According to a Lexology article by Marque lawyers Amber Sharp and Wesley Rogers, the dodgy emails were discovered when Australia Post installed a new email filter in one of its letter centres.
It discovered that at least 40 employees, including managers and supervisors, were sharing the pornographic material and a number of workers were dismissed.
Three employees took the case to the Fair Work Commission, which deemed two of the dismissals fair.
One dismissal was considered harsh and the employee was awarded compensation.
The other two workers appealed to the Full Bench and the decision was overturned.
The Full Bench found that the reason for the dismissal was valid, but it was still harsh when factoring in the employees’ long periods of satisfactory service, the culture of toleration that had existed at the centre, the absence of any harm from the material since it was sent to “willing recipients” and the lack of notice of the filter being installed or a reminder of the workplace policy on such conduct.
It ordered Australia Post to reinstate the workers, but the company appealed – to no avail.
The Full Federal Court upheld the decision.
Sharp and Rogers wrote that employers “must have regard to the bigger picture” in such situations.
“For a start, make the ground rules clear, and don’t be engaging in workplace surveillance of email and internet use without complying with notice provisions.”
What action would you have taken in this situation?

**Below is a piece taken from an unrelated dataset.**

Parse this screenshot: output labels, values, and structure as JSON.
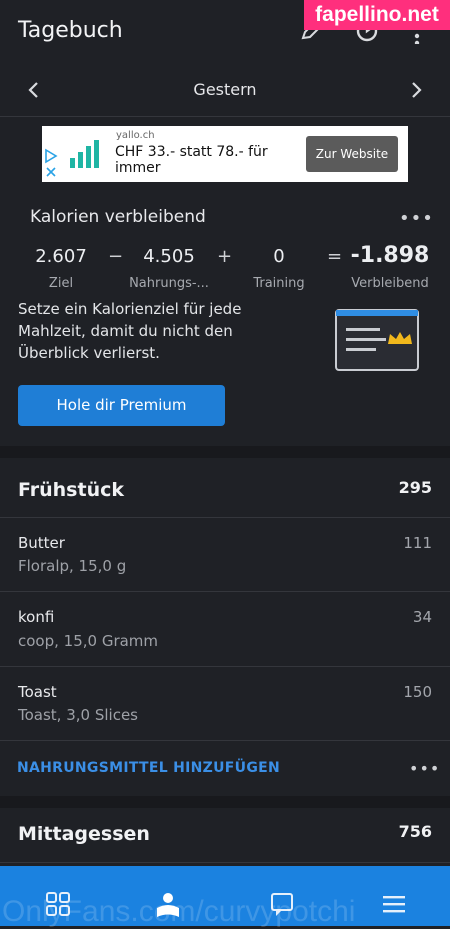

Two Australia Post workers who were caught emailing pornographic material to their colleagues have won their jobs back, after the Full Federal Court upheld their reinstatement.